It’s unclear how Stein Mart used the loan money, but the bank that financed the loan is listed as one of the retailers top 20 creditors. Other top creditors include brands like Michael Kors and Hanes.
Murray said as the pandemic continues, and retailers struggle to stay afloat, seeing businesses file for bankruptcy shortly after getting a PPP loan will become more common.
“If you don’t use it for qualified expenses the harm is fairly minimal,” Murray said, excluding spending it fraudulently outside of business needs. “It gets converted to a 1 percent (interest) loan. It’s really inexpensive debt.”
Stein Mart’s liquidators said its loyalty reward points will be accepted for a limited time. Store fixtures, furniture and equipment will also be sold as part of the going-out-of-business sale. The company estimates it will be able to make $250 million through its closing sales, according to court documents.
Stein Mart’s biggest concentration of stores is in Florida, where it has more than 40 locations. As of February, the company has 9,000 employees. Nearly 3,000 of them were still furloughed on Aug. 1.
During her afternoon shopping trip, Taliaferro scored a new queen-size comforter for $59.99. Most the store was marked down just 10 percent, with a few exceptions such as men’s suits and swim trunks marked down 30 percent.

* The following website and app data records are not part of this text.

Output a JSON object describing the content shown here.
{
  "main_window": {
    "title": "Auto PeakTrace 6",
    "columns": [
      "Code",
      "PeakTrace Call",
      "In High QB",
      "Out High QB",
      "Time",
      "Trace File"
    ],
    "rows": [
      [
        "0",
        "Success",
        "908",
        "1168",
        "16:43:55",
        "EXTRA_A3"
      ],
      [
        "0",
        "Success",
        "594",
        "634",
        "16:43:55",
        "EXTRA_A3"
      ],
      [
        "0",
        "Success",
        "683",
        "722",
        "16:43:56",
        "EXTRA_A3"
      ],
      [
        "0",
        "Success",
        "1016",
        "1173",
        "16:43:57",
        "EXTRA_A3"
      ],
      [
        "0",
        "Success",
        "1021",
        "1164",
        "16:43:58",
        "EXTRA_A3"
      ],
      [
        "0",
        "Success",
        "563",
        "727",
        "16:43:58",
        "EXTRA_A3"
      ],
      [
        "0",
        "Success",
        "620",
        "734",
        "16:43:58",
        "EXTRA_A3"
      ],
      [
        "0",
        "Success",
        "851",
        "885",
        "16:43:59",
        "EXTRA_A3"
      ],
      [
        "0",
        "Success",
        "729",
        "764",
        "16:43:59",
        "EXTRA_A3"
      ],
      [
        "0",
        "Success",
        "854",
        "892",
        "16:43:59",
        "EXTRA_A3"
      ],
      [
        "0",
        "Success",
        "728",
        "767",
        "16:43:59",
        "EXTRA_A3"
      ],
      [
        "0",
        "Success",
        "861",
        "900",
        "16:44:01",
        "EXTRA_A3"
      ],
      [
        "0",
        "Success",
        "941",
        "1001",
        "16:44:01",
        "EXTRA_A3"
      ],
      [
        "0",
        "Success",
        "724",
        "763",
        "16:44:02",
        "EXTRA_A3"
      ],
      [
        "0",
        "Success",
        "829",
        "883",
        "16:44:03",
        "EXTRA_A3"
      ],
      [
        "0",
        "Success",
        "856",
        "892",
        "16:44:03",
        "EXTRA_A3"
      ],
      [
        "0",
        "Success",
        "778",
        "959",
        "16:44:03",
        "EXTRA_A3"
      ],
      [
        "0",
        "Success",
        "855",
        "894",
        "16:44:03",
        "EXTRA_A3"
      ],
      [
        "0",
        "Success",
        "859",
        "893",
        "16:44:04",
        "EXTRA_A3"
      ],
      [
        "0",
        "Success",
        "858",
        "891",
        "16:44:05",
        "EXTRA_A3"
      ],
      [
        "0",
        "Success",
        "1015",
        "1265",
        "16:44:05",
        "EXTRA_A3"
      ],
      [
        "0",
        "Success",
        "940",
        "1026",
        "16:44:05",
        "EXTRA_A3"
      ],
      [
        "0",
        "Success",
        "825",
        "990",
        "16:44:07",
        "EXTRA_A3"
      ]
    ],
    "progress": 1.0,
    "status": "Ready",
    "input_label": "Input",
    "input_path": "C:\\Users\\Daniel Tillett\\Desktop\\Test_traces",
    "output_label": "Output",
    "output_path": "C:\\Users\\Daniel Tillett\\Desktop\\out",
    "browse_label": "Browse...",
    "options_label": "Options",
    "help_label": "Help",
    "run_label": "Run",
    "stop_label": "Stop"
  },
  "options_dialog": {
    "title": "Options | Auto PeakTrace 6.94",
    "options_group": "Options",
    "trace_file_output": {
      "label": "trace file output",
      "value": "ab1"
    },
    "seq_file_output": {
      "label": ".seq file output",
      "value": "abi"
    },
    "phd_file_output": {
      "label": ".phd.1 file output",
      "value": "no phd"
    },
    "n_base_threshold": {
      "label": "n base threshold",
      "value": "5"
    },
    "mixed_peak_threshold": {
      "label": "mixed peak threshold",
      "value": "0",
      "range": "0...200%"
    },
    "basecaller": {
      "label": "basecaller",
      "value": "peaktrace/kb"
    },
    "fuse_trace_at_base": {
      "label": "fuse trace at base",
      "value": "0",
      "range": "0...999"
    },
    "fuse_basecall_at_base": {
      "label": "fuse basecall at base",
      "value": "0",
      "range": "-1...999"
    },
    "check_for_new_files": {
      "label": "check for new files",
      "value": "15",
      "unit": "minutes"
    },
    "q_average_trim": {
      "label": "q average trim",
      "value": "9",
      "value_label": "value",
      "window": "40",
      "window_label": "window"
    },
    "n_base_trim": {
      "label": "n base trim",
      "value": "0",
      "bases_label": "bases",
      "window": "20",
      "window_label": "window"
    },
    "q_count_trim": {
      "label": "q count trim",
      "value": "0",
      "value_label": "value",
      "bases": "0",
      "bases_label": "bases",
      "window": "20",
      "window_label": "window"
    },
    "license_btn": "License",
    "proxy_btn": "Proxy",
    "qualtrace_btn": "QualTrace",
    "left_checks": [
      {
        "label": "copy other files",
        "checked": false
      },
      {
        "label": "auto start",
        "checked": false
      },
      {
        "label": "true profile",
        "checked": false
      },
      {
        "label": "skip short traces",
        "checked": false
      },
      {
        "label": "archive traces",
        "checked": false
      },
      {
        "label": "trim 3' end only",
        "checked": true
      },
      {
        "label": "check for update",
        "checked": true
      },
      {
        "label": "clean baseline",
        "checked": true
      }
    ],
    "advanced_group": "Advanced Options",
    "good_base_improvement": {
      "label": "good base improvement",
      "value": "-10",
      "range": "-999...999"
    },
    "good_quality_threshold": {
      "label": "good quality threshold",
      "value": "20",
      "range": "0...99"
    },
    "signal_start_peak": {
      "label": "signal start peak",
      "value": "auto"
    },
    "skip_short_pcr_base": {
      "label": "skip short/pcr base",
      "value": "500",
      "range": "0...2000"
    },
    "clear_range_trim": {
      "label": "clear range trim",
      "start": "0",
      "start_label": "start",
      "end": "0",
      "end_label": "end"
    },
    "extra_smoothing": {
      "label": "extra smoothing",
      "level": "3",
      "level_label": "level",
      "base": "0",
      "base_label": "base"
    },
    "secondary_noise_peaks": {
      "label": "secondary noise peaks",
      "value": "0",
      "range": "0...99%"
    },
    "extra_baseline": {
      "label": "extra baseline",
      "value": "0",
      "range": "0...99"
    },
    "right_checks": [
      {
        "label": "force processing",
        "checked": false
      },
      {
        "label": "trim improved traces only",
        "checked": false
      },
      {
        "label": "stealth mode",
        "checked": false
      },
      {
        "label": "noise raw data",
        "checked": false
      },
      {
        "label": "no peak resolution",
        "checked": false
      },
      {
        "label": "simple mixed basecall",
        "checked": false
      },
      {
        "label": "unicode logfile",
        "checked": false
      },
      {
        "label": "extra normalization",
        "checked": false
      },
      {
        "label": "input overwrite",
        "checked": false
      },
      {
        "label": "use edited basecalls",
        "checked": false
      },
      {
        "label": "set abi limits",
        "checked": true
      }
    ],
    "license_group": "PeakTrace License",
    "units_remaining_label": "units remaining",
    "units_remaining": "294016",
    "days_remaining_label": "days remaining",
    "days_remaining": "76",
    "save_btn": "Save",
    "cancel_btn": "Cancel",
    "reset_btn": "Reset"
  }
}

Taliaferro said she will continue to keep an eye on the discounts, which will likely get steeper the closer the store gets to its final days.
“I’ve spent a lot of money here,” Taliaferro said. “But really, I feel terrible for the employees.”